Task material -
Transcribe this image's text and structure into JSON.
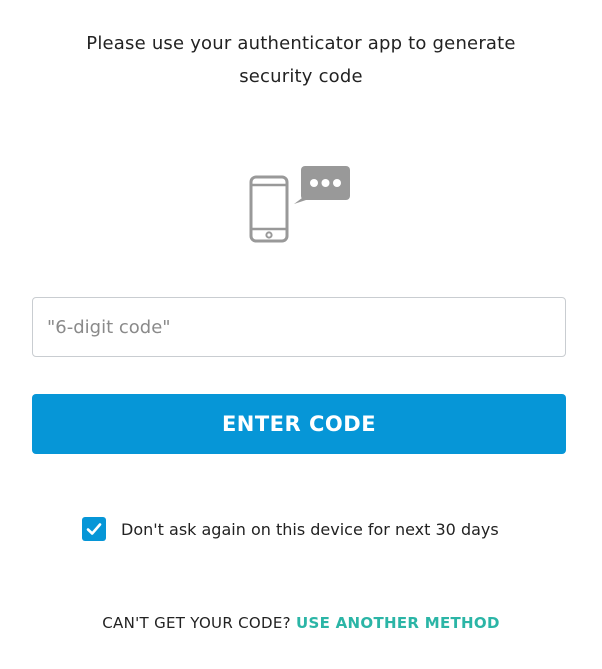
{
  "instructions": {
    "line1": "Please use your authenticator app to generate",
    "line2": "security code"
  },
  "illustration": {
    "icon": "phone-with-message-bubble-icon"
  },
  "code_input": {
    "placeholder": "\"6-digit code\"",
    "value": ""
  },
  "enter_button": {
    "label": "ENTER CODE"
  },
  "remember_device": {
    "checked": true,
    "label": "Don't ask again on this device for next 30 days"
  },
  "footer": {
    "prefix": "CAN'T GET YOUR CODE?",
    "link": "USE ANOTHER METHOD"
  },
  "colors": {
    "primary": "#0696d7",
    "link": "#2bb5a6",
    "icon_gray": "#999999"
  }
}
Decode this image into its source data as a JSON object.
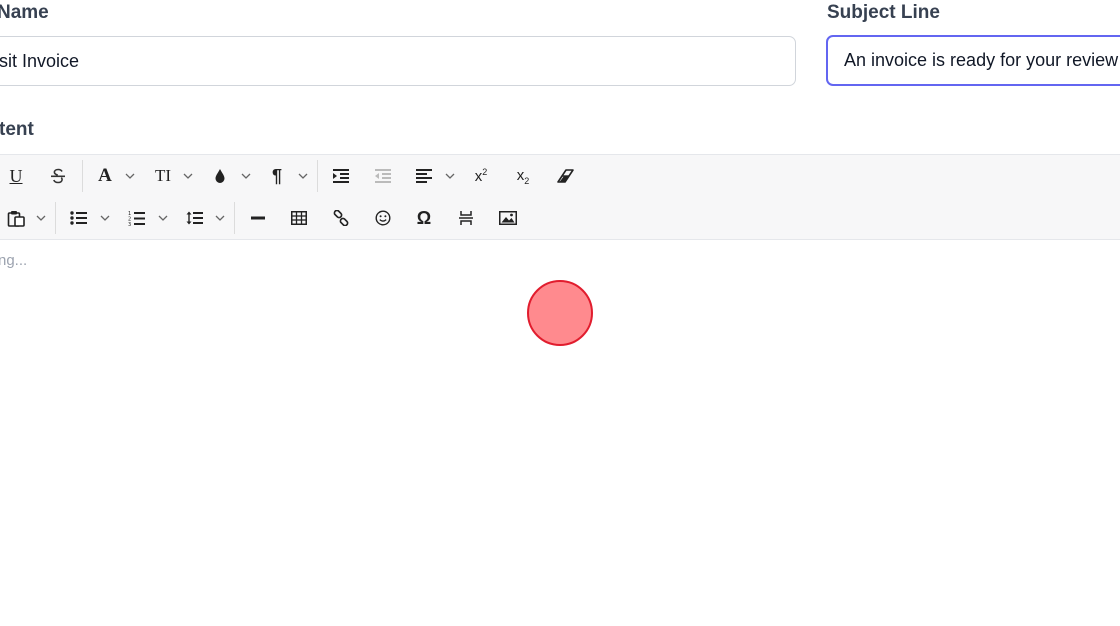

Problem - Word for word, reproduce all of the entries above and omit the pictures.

Exercise output -
Transcribe this image's text and structure into JSON.
{
  "instructions": {
    "line1": "Please use your authenticator app to generate",
    "line2": "security code"
  },
  "illustration": {
    "icon": "phone-with-message-bubble-icon"
  },
  "code_input": {
    "placeholder": "\"6-digit code\"",
    "value": ""
  },
  "enter_button": {
    "label": "ENTER CODE"
  },
  "remember_device": {
    "checked": true,
    "label": "Don't ask again on this device for next 30 days"
  },
  "footer": {
    "prefix": "CAN'T GET YOUR CODE?",
    "link": "USE ANOTHER METHOD"
  },
  "colors": {
    "primary": "#0696d7",
    "link": "#2bb5a6",
    "icon_gray": "#999999"
  }
}
Decode this image into its source data as a JSON object.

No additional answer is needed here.